    Guo Feixiong, also known as Yang Maodong, was on hunger strike for several months while in detention. (RFA)

  2. Nanjing dissident journalist Sun Lin dies after police raid

    Nanjing dissident journalist Sun Lin, who used the pen name Jie Mu, has died following a raid by state security police on his home last week, Radio Free Asia reports. “On Nov. 17, police reportedly entered his home, and neighbors later heard loud noises,”Ā the overseas-based Chinese Human Rights Defenders network said on Twtter. “At 2:44 p.m. he was sent to hospital; dead at 5:45.”

    “At the hospital, Sun Lin’s family requested to see his body, but the state security police refused,”Ā the group added. “Medical staff at the hospital said his clothes were torn and he had suffered head injuries, indicating he was beaten to death.

    In a profile on its website, Chinese Human Rights Defenders describes Sun as an “independent journalist who has reported on human rights violations and the corruption of Chinese officials.”Ā He was convicted of “inciting subversion of state power”Ā in DecemberĀ 2018, and served a four-year jail term in connection with his social media posts, and for shouting “Down with the Communist Party”Ā at a party meeting in Nanjing.Ā He had also served an earlier four-year prison term starting in 2008 for “gathering a crowd to disrupt public order” along with his then wife He Fang, after he refused to stop reporting on forced evictions at a Nanjing factory.

  3. Rights group accuses China of collective punishment

    Madrid-based human rights organization Safeguard Defenders published a report charging a practice of collective punishment by the Chinese government against human rights defenders and their families. The report was released Dec. 10, International Human Rights Day.
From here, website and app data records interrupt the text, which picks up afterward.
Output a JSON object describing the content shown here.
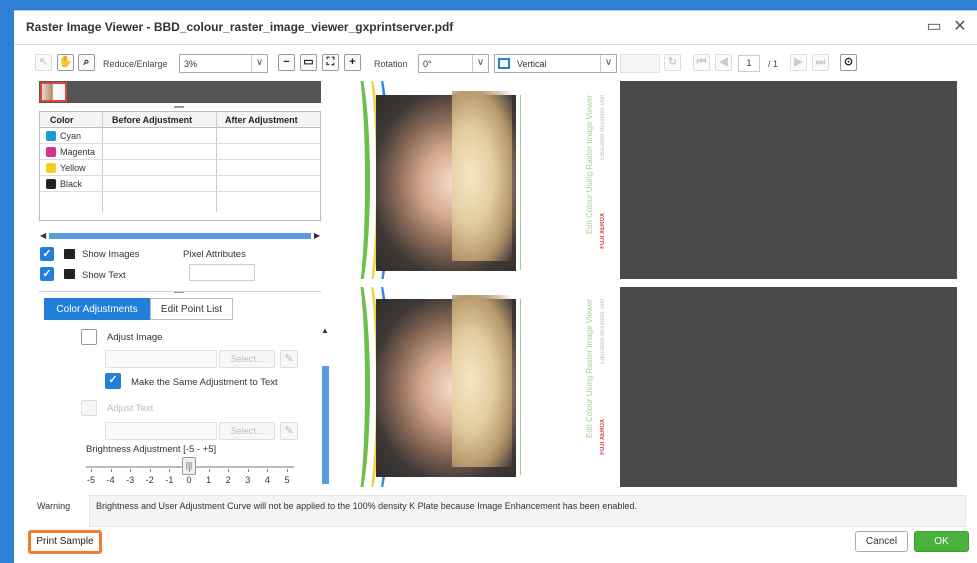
{
  "window": {
    "title": "Raster Image Viewer - BBD_colour_raster_image_viewer_gxprintserver.pdf"
  },
  "toolbar": {
    "reduce_enlarge_label": "Reduce/Enlarge",
    "zoom_value": "3%",
    "rotation_label": "Rotation",
    "rotation_value": "0°",
    "orientation_value": "Vertical",
    "page_current": "1",
    "page_total": "/ 1"
  },
  "color_table": {
    "headers": [
      "Color",
      "Before Adjustment",
      "After Adjustment"
    ],
    "rows": [
      {
        "name": "Cyan",
        "color": "#1a9bd7"
      },
      {
        "name": "Magenta",
        "color": "#d6338f"
      },
      {
        "name": "Yellow",
        "color": "#f4d21b"
      },
      {
        "name": "Black",
        "color": "#222222"
      }
    ]
  },
  "options": {
    "show_images": "Show Images",
    "pixel_attributes": "Pixel Attributes",
    "show_text": "Show Text"
  },
  "tabs": {
    "color_adjustments": "Color Adjustments",
    "edit_point_list": "Edit Point List"
  },
  "adjust": {
    "adjust_image": "Adjust Image",
    "select": "Select...",
    "same_adjustment": "Make the Same Adjustment to Text",
    "adjust_text": "Adjust Text",
    "brightness_label": "Brightness Adjustment [-5 - +5]",
    "brightness_value": 0,
    "ticks": [
      "-5",
      "-4",
      "-3",
      "-2",
      "-1",
      "0",
      "1",
      "2",
      "3",
      "4",
      "5"
    ]
  },
  "warning": {
    "label": "Warning",
    "text": "Brightness and User Adjustment Curve will not be applied to the 100% density K Plate because Image Enhancement has been enabled."
  },
  "preview": {
    "doc_title": "Edit Colour Using Raster Image Viewer",
    "doc_subtitle": "Education Business Unit",
    "brand": "FUJI XEROX"
  },
  "footer": {
    "print_sample": "Print Sample",
    "cancel": "Cancel",
    "ok": "OK"
  },
  "colors": {
    "accent": "#1f7fd9",
    "ok_green": "#48b23b",
    "highlight": "#f07d2b"
  }
}
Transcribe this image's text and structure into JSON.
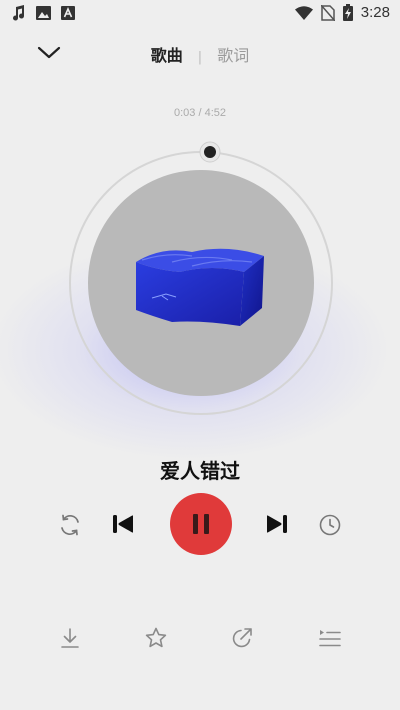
{
  "status_bar": {
    "time": "3:28",
    "left_icons": [
      "music-note-icon",
      "image-icon",
      "text-a-icon"
    ],
    "right_icons": [
      "wifi-icon",
      "no-sim-icon",
      "battery-charging-icon"
    ]
  },
  "header": {
    "tabs": [
      {
        "label": "歌曲",
        "active": true
      },
      {
        "label": "歌词",
        "active": false
      }
    ],
    "separator": "|"
  },
  "player": {
    "progress_text": "0:03 / 4:52",
    "progress_fraction": 0.0104,
    "song_title": "爱人错过",
    "state": "playing"
  },
  "colors": {
    "accent": "#e03a3a",
    "background": "#eeeeee",
    "disc": "#b9b9b9",
    "glow": "#aaaaf5"
  },
  "controls": [
    "repeat-icon",
    "previous-icon",
    "pause-icon",
    "next-icon",
    "timer-icon"
  ],
  "bottom_actions": [
    "download-icon",
    "star-icon",
    "share-icon",
    "playlist-icon"
  ]
}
    Entitled “Families in Fear: Collective Punishment in 21st Century China,” the report documents what it describes as the Chinese Communist Party’s use of collective punishment as a tool to “coerce confessions, frighten family members from advocacy and silence overseas critics.” (Jurist)